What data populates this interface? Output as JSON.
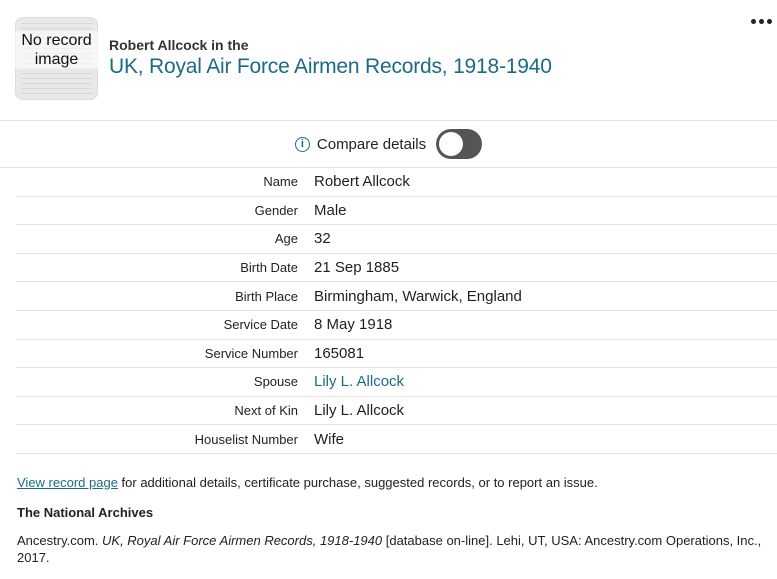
{
  "header": {
    "thumbnail_text": "No record image",
    "subtitle": "Robert Allcock in the",
    "title": "UK, Royal Air Force Airmen Records, 1918-1940"
  },
  "compare": {
    "info_icon": "info-icon",
    "label": "Compare details",
    "toggle_on": false
  },
  "details": [
    {
      "label": "Name",
      "value": "Robert Allcock",
      "link": false
    },
    {
      "label": "Gender",
      "value": "Male",
      "link": false
    },
    {
      "label": "Age",
      "value": "32",
      "link": false
    },
    {
      "label": "Birth Date",
      "value": "21 Sep 1885",
      "link": false
    },
    {
      "label": "Birth Place",
      "value": "Birmingham, Warwick, England",
      "link": false
    },
    {
      "label": "Service Date",
      "value": "8 May 1918",
      "link": false
    },
    {
      "label": "Service Number",
      "value": "165081",
      "link": false
    },
    {
      "label": "Spouse",
      "value": "Lily L. Allcock",
      "link": true
    },
    {
      "label": "Next of Kin",
      "value": "Lily L. Allcock",
      "link": false
    },
    {
      "label": "Houselist Number",
      "value": "Wife",
      "link": false
    }
  ],
  "footer": {
    "view_link": "View record page",
    "view_rest": " for additional details, certificate purchase, suggested records, or to report an issue.",
    "source_heading": "The National Archives",
    "citation_prefix": "Ancestry.com. ",
    "citation_title": "UK, Royal Air Force Airmen Records, 1918-1940",
    "citation_rest": " [database on-line]. Lehi, UT, USA: Ancestry.com Operations, Inc., 2017."
  },
  "colors": {
    "accent": "#1b6b86",
    "toggle_off": "#555555",
    "divider": "#e2e2e2"
  }
}
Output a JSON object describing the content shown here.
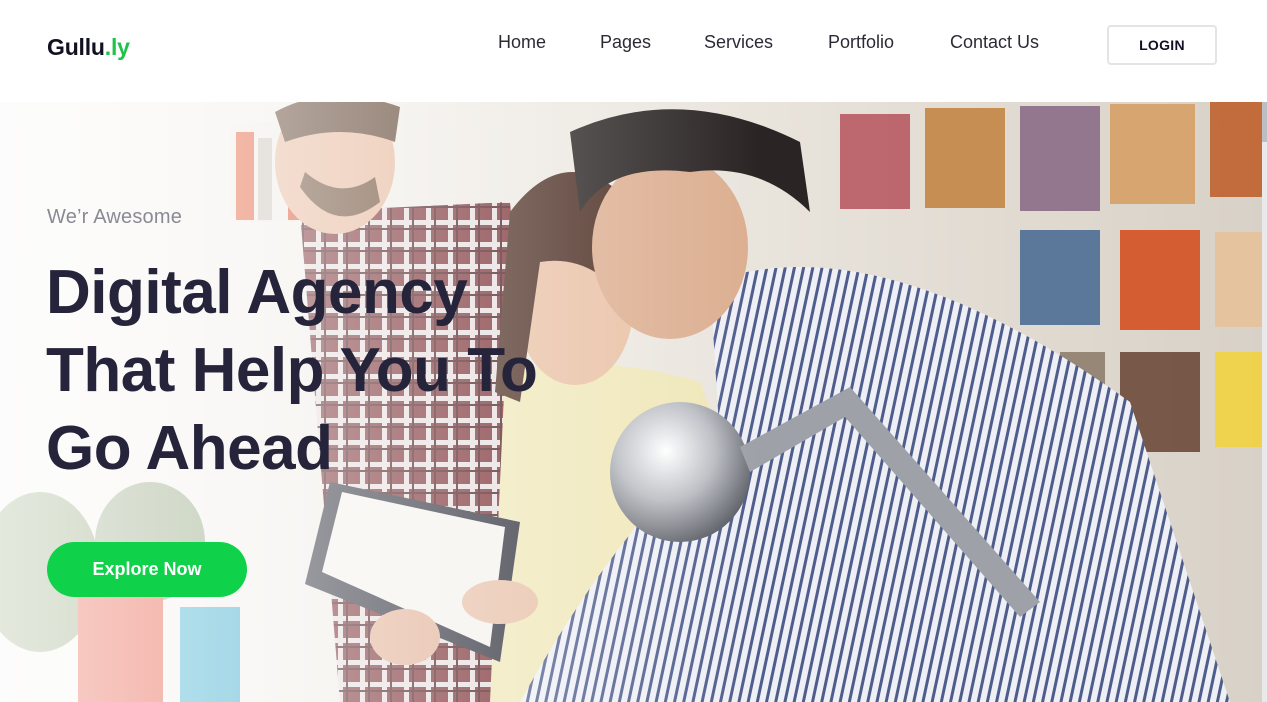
{
  "brand": {
    "logo_main": "Gullu",
    "logo_accent": ".ly",
    "accent_color": "#1fc24a"
  },
  "nav": {
    "items": [
      {
        "label": "Home"
      },
      {
        "label": "Pages"
      },
      {
        "label": "Services"
      },
      {
        "label": "Portfolio"
      },
      {
        "label": "Contact Us"
      }
    ],
    "login_label": "LOGIN"
  },
  "hero": {
    "tagline": "We’r Awesome",
    "headline_lines": [
      "Digital Agency",
      "That Help You To",
      "Go Ahead"
    ],
    "cta_label": "Explore Now",
    "cta_color": "#10d24a",
    "image": "team-meeting-photo"
  }
}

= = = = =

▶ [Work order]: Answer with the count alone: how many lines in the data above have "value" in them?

▶ [Worked solution]: 10